The first uterine transplant in Australia occurred this week as Kirsty Bryant received her mother’s uterus following an eleven-hour surgery. Michelle Hayton, Kirsty’s mother and doner, says she was happy to donate her uterus as it will allow her daughter to have more children.
Two years ago, Kirsty gave birth to her daughter Violent, but there were complications with the birth. These complications resulted in Kirsty needing an emergency hysterectomy after the birth which meant she wouldn’t be able to have any more children.
The procedures are usually deemed a last resort due to the potential risks and ethical issues involved. They are also only ever meant to be temporary solutions, with the recipient typically having a hysterectomy of their own shortly after giving birth.
The surgeon that completed the transplant for Kirsty and her mother was Professor Mats Brannstrom. He was the man responsible for the first successful transplant in 2014 and he has since performed the procedure on another mother and daughter in Sweden.
With the transplant now complete, Kirsty is hopeful that she will be able to carry another child. The immediate focus for both women is now on recovery but in a few months, Kirsty will be able to find out if she can have another child or not.
The day will long be remembered by those involved as it could change the way fertility treatment is administered in Australia. Dr. Rebecca Deans, the trial’s lead surgeon, has spoken of her delight with how the surgeries went:

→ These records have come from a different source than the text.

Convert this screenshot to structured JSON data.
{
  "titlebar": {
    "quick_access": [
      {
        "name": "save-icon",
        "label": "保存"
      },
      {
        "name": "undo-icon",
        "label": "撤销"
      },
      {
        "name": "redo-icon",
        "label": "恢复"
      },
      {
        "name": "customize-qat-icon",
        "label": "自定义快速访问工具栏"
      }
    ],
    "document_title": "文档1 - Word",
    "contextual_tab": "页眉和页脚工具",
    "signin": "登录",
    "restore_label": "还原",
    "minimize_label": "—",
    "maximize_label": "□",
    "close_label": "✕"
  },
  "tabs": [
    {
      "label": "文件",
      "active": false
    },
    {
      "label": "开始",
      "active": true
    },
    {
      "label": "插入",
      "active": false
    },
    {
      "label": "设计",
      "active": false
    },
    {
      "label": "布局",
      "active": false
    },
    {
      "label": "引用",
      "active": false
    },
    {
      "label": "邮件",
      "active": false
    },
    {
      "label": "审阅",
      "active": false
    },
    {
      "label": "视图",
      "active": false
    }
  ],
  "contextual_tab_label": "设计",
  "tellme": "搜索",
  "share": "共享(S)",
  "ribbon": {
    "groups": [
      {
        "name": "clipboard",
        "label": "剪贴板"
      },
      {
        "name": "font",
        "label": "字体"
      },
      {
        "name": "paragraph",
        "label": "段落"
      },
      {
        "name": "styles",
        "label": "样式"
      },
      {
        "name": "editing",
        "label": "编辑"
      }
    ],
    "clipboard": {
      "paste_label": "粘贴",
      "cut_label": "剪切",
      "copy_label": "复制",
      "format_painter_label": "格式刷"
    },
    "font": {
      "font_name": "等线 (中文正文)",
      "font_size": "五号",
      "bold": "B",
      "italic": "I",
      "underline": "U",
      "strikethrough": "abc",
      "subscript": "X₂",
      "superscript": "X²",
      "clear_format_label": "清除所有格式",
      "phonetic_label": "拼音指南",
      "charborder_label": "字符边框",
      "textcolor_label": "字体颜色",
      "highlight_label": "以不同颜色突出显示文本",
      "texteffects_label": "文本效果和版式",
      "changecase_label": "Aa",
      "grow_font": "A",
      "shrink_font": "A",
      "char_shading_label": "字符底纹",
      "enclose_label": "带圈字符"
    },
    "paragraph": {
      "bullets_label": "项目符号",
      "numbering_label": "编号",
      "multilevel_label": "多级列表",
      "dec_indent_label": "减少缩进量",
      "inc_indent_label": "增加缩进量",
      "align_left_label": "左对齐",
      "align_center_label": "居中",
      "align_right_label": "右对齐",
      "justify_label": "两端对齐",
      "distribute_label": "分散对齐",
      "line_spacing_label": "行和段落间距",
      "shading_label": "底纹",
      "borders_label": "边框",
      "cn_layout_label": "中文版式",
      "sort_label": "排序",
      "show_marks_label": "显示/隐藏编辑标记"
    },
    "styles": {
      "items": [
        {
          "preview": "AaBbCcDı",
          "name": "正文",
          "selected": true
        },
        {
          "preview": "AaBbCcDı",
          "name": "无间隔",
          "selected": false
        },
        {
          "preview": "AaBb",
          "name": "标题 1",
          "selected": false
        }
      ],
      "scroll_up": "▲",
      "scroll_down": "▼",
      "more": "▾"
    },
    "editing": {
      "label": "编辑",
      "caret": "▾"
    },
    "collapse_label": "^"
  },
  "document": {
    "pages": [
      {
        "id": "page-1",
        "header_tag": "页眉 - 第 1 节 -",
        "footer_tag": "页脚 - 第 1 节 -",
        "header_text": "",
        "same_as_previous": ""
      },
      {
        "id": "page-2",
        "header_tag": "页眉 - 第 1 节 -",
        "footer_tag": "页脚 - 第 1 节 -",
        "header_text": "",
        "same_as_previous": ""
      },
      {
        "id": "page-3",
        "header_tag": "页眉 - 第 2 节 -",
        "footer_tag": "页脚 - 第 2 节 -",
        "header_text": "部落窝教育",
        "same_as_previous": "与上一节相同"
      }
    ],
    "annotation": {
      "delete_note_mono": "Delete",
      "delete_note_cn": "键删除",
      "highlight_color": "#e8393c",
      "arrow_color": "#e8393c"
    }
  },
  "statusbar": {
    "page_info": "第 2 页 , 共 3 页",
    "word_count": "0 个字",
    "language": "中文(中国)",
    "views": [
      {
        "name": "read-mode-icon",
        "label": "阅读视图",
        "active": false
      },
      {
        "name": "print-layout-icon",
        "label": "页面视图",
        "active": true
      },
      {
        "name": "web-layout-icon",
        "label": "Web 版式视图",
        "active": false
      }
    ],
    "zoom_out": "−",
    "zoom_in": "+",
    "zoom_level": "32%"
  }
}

Personally, and professionally, it was just incredible, and I think everyone felt the same. There were so many components to the team – the nursing staff, the anesthetics, and everyone’s saying that they feel the same way.